The Pensions and Lifetime Savings Association (PLSA) warned the Financial Conduct Authority (FCA) against too narrow a focus on products when deciding on reforms to help the new pensions freedoms bed in.

In a letter to the regulator by head of policy Jackie Wells, the former National Association of Pension Funds insisted it would be important to understand the interaction between trust-based pension funds and contract-based arrangements.

“While traditionally the movement of funds has tended to be one-way at retirement, from trust-based schemes to insurers and providers of income drawdown,” Wells said, “the new market may be more complex, with some savers relying on their trust-based DC schemes to deliver their retirement income, and even some moving funds from contract-based to trust-based.”

In comments building on a previous submission to the FCA’s retirement income market study from March, Wells added that any “protection or relaxation” considered by the FCA, responsible only for the regulation of contract-based arrangements, must be appropriate for both types of funds.

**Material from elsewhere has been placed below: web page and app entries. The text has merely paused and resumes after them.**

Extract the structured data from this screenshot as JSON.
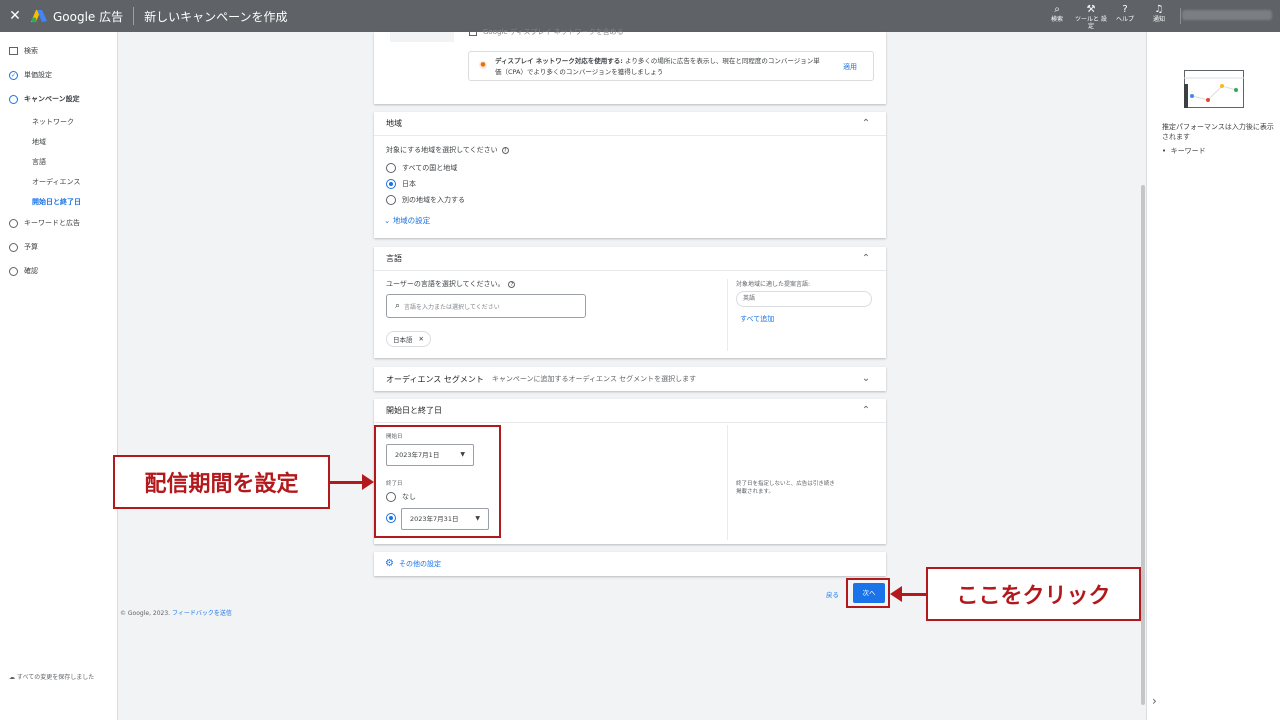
{
  "topbar": {
    "close": "✕",
    "brand": "Google 広告",
    "title": "新しいキャンペーンを作成",
    "tools": [
      {
        "icon": "search-icon",
        "glyph": "⌕",
        "label": "検索"
      },
      {
        "icon": "wrench-icon",
        "glyph": "⚒",
        "label": "ツールと 設定"
      },
      {
        "icon": "help-icon",
        "glyph": "?",
        "label": "ヘルプ"
      },
      {
        "icon": "bell-icon",
        "glyph": "🔔",
        "label": "通知"
      }
    ]
  },
  "sidebar": {
    "items": [
      {
        "label": "検索",
        "state": "done"
      },
      {
        "label": "単価設定",
        "state": "check"
      },
      {
        "label": "キャンペーン設定",
        "state": "active"
      },
      {
        "label": "キーワードと広告",
        "state": "todo"
      },
      {
        "label": "予算",
        "state": "todo"
      },
      {
        "label": "確認",
        "state": "todo"
      }
    ],
    "subitems": [
      "ネットワーク",
      "地域",
      "言語",
      "オーディエンス",
      "開始日と終了日"
    ],
    "saved": "すべての変更を保存しました"
  },
  "network": {
    "checkbox_label": "Google ディスプレイ ネットワークを含める",
    "display_bold": "ディスプレイ ネットワーク対応を使用する:",
    "display_text": "より多くの場所に広告を表示し、現在と同程度のコンバージョン単価（CPA）でより多くのコンバージョンを獲得しましょう",
    "apply": "適用"
  },
  "region": {
    "title": "地域",
    "prompt": "対象にする地域を選択してください",
    "options": [
      "すべての国と地域",
      "日本",
      "別の地域を入力する"
    ],
    "selected": 1,
    "link": "地域の設定"
  },
  "language": {
    "title": "言語",
    "prompt": "ユーザーの言語を選択してください。",
    "placeholder": "言語を入力または選択してください",
    "chip": "日本語",
    "suggest_label": "対象地域に適した提案言語:",
    "suggest_chip": "英語",
    "add_all": "すべて追加"
  },
  "audience": {
    "title": "オーディエンス セグメント",
    "desc": "キャンペーンに追加するオーディエンス セグメントを選択します"
  },
  "dates": {
    "title": "開始日と終了日",
    "start_label": "開始日",
    "start_value": "2023年7月1日",
    "end_label": "終了日",
    "end_none": "なし",
    "end_value": "2023年7月31日",
    "note": "終了日を指定しないと、広告は引き続き掲載されます。"
  },
  "other": {
    "label": "その他の設定"
  },
  "footer": {
    "back": "戻る",
    "next": "次へ",
    "copyright": "© Google, 2023.",
    "feedback": "フィードバックを送信"
  },
  "rightpanel": {
    "text": "推定パフォーマンスは入力後に表示されます",
    "bullet": "キーワード"
  },
  "annotations": {
    "period": "配信期間を設定",
    "click": "ここをクリック"
  },
  "colors": {
    "accent": "#1a73e8",
    "annotation": "#b3191c",
    "topbar": "#5f6368"
  }
}
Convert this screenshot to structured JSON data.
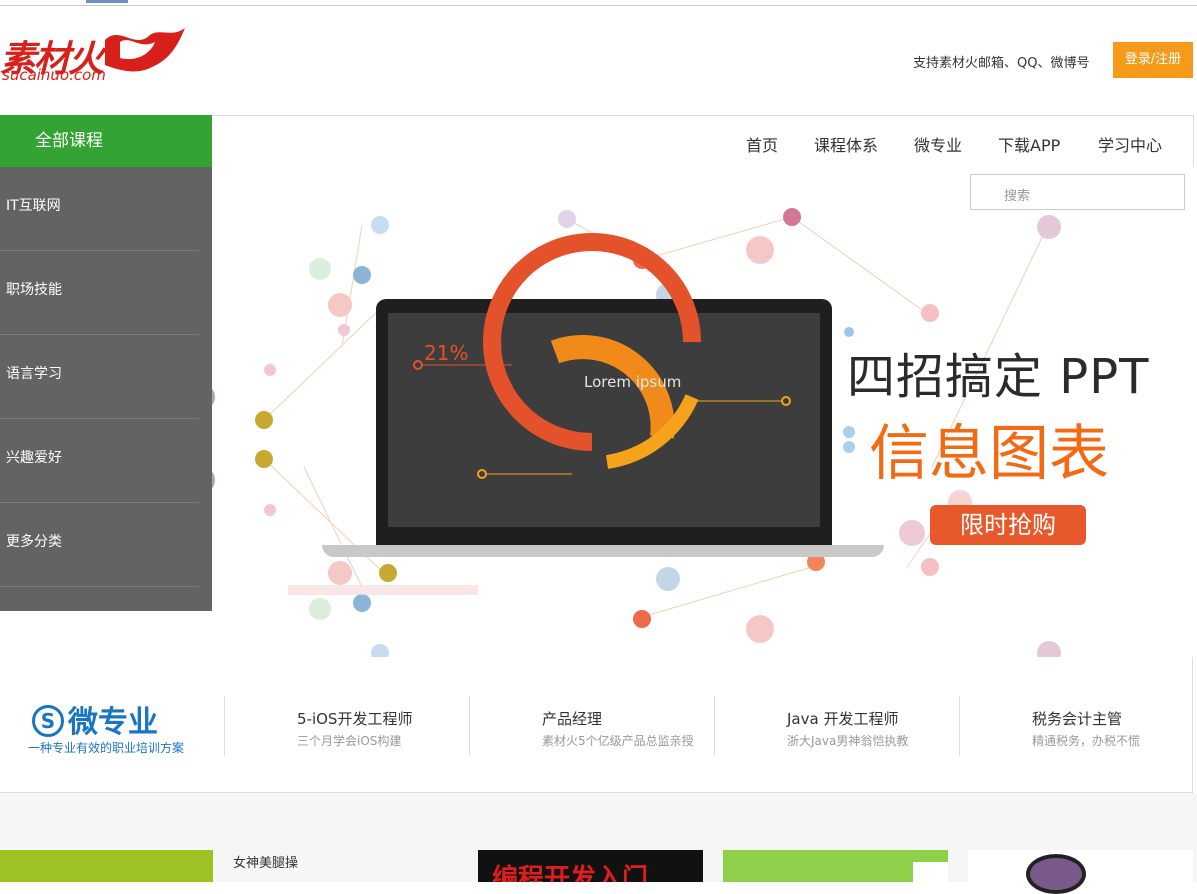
{
  "header": {
    "logo_text": "素材火",
    "logo_sub": "sucaihuo.com",
    "support_text": "支持素材火邮箱、QQ、微博号",
    "login_label": "登录/注册"
  },
  "nav": {
    "all_courses": "全部课程",
    "items": [
      "首页",
      "课程体系",
      "微专业",
      "下载APP",
      "学习中心"
    ]
  },
  "sidebar": {
    "items": [
      "IT互联网",
      "职场技能",
      "语言学习",
      "兴趣爱好",
      "更多分类"
    ]
  },
  "search": {
    "placeholder": "搜索"
  },
  "banner": {
    "headline": "四招搞定 PPT",
    "subheadline": "信息图表",
    "promo": "限时抢购",
    "screen_percent": "21%",
    "screen_title": "Lorem ipsum"
  },
  "micro": {
    "logo": "微专业",
    "logo_mark": "S",
    "tagline": "一种专业有效的职业培训方案",
    "courses": [
      {
        "title": "5-iOS开发工程师",
        "sub": "三个月学会iOS构建"
      },
      {
        "title": "产品经理",
        "sub": "素材火5个亿级产品总监亲授"
      },
      {
        "title": "Java 开发工程师",
        "sub": "浙大Java男神翁恺执教"
      },
      {
        "title": "税务会计主管",
        "sub": "精通税务，办税不慌"
      }
    ]
  },
  "lower": {
    "card_title": "女神美腿操",
    "dark_card_text": "编程开发入门"
  },
  "colors": {
    "green": "#33a333",
    "orange": "#f79a19",
    "sidebar": "#636363",
    "brand_red": "#d8201b",
    "micro_blue": "#1a74c6"
  }
}
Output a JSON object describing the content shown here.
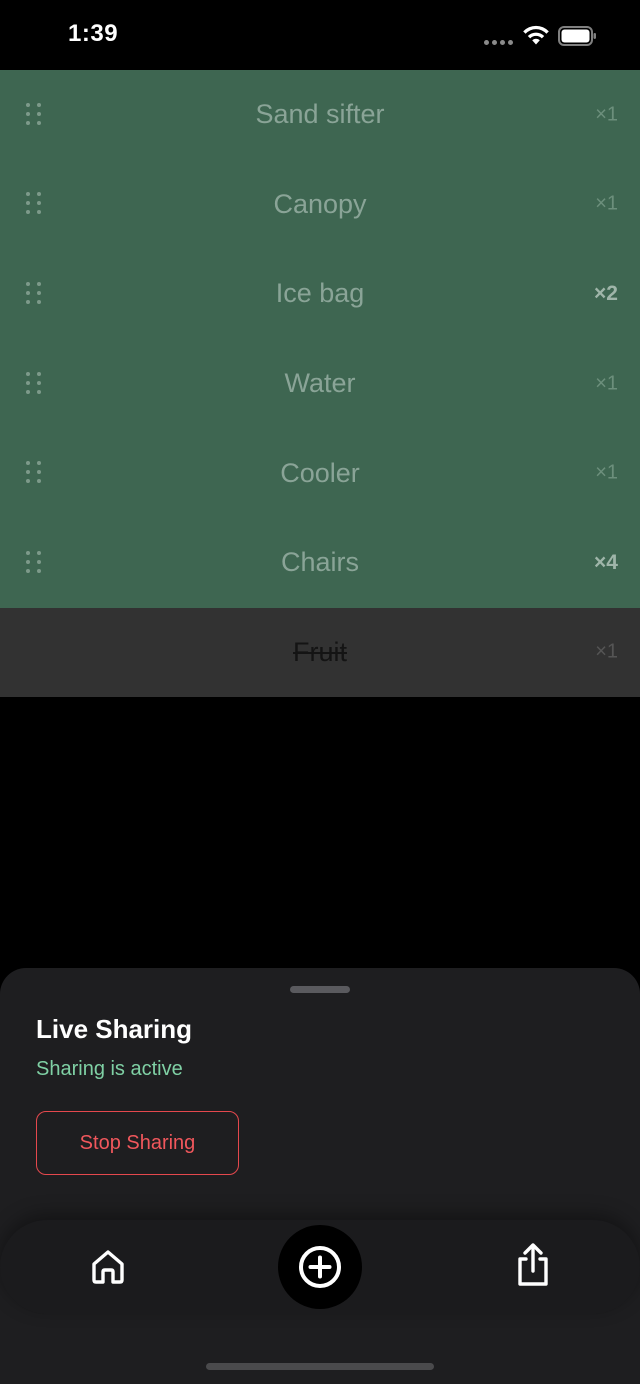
{
  "status_bar": {
    "time": "1:39",
    "icons": [
      "cellular-dots-icon",
      "wifi-icon",
      "battery-icon"
    ]
  },
  "list": {
    "items": [
      {
        "name": "Sand sifter",
        "qty": "×1",
        "highlight_qty": false,
        "completed": false
      },
      {
        "name": "Canopy",
        "qty": "×1",
        "highlight_qty": false,
        "completed": false
      },
      {
        "name": "Ice bag",
        "qty": "×2",
        "highlight_qty": true,
        "completed": false
      },
      {
        "name": "Water",
        "qty": "×1",
        "highlight_qty": false,
        "completed": false
      },
      {
        "name": "Cooler",
        "qty": "×1",
        "highlight_qty": false,
        "completed": false
      },
      {
        "name": "Chairs",
        "qty": "×4",
        "highlight_qty": true,
        "completed": false
      },
      {
        "name": "Fruit",
        "qty": "×1",
        "highlight_qty": false,
        "completed": true
      }
    ]
  },
  "sheet": {
    "title": "Live Sharing",
    "status": "Sharing is active",
    "stop_label": "Stop Sharing"
  },
  "tab_bar": {
    "items": [
      "home-icon",
      "add-circle-icon",
      "share-icon"
    ]
  },
  "colors": {
    "active_row": "#3e6651",
    "completed_row": "#323232",
    "sheet_bg": "#1e1e20",
    "status_green": "#7fd0a4",
    "stop_red": "#e5484d"
  }
}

Wells said the FCA should ensure that, in considering changes to retirement products and advice offered to savers, it worked with the Pensions Regulator (TPR) – in charge of regulation for trust-based funds – and the PLSA to understand the changes underway in the trust-based sector.

In other news, research by TPR has found that funds with only professional trustees on their boards are more likely to have better governance procedures.

The research found that 46% of boards with only professionals spent 10 or more days a year focused on their responsibilities, compared with only one-third of non-professional trustees.

Surveying more than 800 trustees, it found that one-quarter of trustee boards never disagreed with the advisers it employed, and a further 58% said they “rarely” were in disagreement.

Lesley Titcomb, TPR’s chief executive, previously noted that boards chaired by a professional trustee were better administered, and questioned whether the matter warranted closer inspection.

But she defended the current system of trustee qualifications, warning that funds would struggle to attract new lay trustees if qualifications were more onerous.